* _Dataset records_:
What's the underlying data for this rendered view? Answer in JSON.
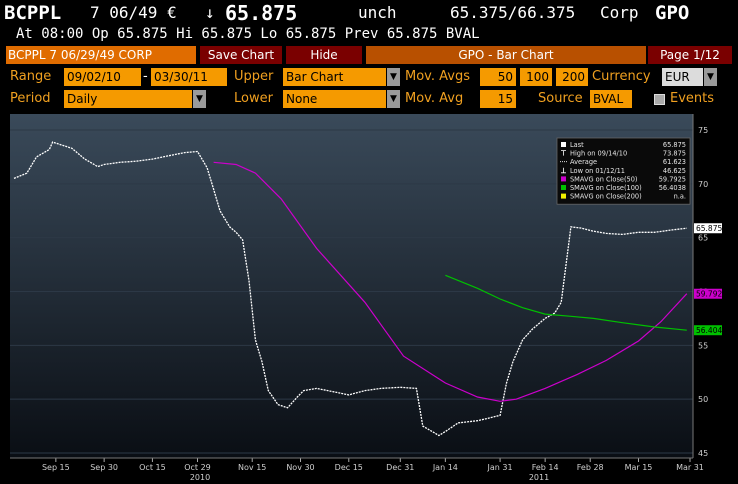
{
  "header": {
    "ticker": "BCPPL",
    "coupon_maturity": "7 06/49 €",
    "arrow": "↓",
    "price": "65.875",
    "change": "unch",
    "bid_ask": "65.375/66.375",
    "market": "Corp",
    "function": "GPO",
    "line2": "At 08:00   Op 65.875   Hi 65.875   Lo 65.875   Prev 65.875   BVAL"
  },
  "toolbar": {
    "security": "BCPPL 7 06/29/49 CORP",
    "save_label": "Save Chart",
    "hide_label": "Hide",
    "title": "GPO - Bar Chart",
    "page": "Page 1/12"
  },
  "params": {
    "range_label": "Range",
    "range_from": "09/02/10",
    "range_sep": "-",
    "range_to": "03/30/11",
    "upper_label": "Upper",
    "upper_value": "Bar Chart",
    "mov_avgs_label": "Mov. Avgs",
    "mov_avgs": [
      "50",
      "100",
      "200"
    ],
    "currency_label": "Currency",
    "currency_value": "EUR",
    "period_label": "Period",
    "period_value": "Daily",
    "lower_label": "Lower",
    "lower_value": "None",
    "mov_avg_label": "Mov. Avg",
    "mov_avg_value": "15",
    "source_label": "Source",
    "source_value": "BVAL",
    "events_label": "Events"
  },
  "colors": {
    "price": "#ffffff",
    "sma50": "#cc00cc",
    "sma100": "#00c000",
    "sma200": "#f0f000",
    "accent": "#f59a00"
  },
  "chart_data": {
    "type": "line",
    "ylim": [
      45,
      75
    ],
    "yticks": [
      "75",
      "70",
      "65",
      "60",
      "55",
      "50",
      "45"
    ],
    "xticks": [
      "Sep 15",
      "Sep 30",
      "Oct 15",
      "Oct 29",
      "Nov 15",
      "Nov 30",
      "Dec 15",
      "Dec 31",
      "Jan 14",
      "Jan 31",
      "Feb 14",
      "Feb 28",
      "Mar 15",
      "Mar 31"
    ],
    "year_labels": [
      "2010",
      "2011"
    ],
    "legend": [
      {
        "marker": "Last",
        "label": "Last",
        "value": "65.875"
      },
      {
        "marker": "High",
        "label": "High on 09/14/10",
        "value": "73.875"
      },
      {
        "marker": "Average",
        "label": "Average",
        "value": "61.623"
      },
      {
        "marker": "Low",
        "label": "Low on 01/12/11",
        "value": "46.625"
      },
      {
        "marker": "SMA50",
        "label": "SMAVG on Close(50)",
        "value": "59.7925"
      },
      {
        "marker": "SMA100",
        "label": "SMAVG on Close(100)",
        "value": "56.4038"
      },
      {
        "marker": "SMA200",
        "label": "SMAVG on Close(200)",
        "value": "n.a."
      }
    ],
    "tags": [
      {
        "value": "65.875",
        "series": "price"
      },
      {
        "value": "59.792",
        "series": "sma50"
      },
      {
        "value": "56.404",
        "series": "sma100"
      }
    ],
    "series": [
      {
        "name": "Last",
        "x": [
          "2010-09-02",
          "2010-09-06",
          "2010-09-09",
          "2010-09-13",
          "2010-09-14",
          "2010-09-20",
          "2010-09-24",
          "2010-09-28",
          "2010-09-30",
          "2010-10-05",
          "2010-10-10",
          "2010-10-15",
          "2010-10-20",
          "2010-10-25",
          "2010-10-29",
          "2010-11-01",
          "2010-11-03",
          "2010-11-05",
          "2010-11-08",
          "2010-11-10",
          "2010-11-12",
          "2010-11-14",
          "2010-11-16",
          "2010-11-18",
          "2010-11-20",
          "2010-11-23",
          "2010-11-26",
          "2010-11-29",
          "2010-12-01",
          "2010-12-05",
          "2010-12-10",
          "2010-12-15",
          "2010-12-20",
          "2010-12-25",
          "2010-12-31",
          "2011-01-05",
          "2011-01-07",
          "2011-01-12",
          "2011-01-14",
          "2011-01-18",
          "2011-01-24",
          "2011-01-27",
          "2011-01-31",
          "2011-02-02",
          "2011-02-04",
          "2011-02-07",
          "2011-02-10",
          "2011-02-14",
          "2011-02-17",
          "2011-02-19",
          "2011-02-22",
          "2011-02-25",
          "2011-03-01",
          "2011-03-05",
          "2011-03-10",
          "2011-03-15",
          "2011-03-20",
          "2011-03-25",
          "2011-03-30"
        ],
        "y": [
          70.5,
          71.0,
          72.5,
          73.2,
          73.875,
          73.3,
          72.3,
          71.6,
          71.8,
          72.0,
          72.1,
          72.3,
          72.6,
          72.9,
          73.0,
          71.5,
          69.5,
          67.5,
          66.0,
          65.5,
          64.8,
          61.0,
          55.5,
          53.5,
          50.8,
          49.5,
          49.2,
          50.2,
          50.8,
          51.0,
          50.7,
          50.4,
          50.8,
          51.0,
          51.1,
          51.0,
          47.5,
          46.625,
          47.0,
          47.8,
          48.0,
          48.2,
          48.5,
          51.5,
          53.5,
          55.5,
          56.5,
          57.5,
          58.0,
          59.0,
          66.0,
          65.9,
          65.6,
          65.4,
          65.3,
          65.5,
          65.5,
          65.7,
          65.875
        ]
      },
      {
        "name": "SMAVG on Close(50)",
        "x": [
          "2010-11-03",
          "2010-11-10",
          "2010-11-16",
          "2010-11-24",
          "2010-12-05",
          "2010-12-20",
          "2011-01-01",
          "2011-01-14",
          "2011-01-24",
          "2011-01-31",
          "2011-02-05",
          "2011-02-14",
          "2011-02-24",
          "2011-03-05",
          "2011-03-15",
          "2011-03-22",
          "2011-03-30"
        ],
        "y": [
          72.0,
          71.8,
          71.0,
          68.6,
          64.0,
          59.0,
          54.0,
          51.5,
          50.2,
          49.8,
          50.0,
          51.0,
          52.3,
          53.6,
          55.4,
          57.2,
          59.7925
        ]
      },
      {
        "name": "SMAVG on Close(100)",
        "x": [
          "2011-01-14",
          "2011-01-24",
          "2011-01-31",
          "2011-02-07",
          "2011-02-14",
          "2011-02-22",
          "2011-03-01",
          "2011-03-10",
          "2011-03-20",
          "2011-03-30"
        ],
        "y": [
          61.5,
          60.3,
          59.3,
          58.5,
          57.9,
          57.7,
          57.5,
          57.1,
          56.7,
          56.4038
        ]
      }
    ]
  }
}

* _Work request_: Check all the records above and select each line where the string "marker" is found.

* _Response area_:
        "marker": "Last",
        "marker": "High",
        "marker": "Average",
        "marker": "Low",
        "marker": "SMA50",
        "marker": "SMA100",
        "marker": "SMA200",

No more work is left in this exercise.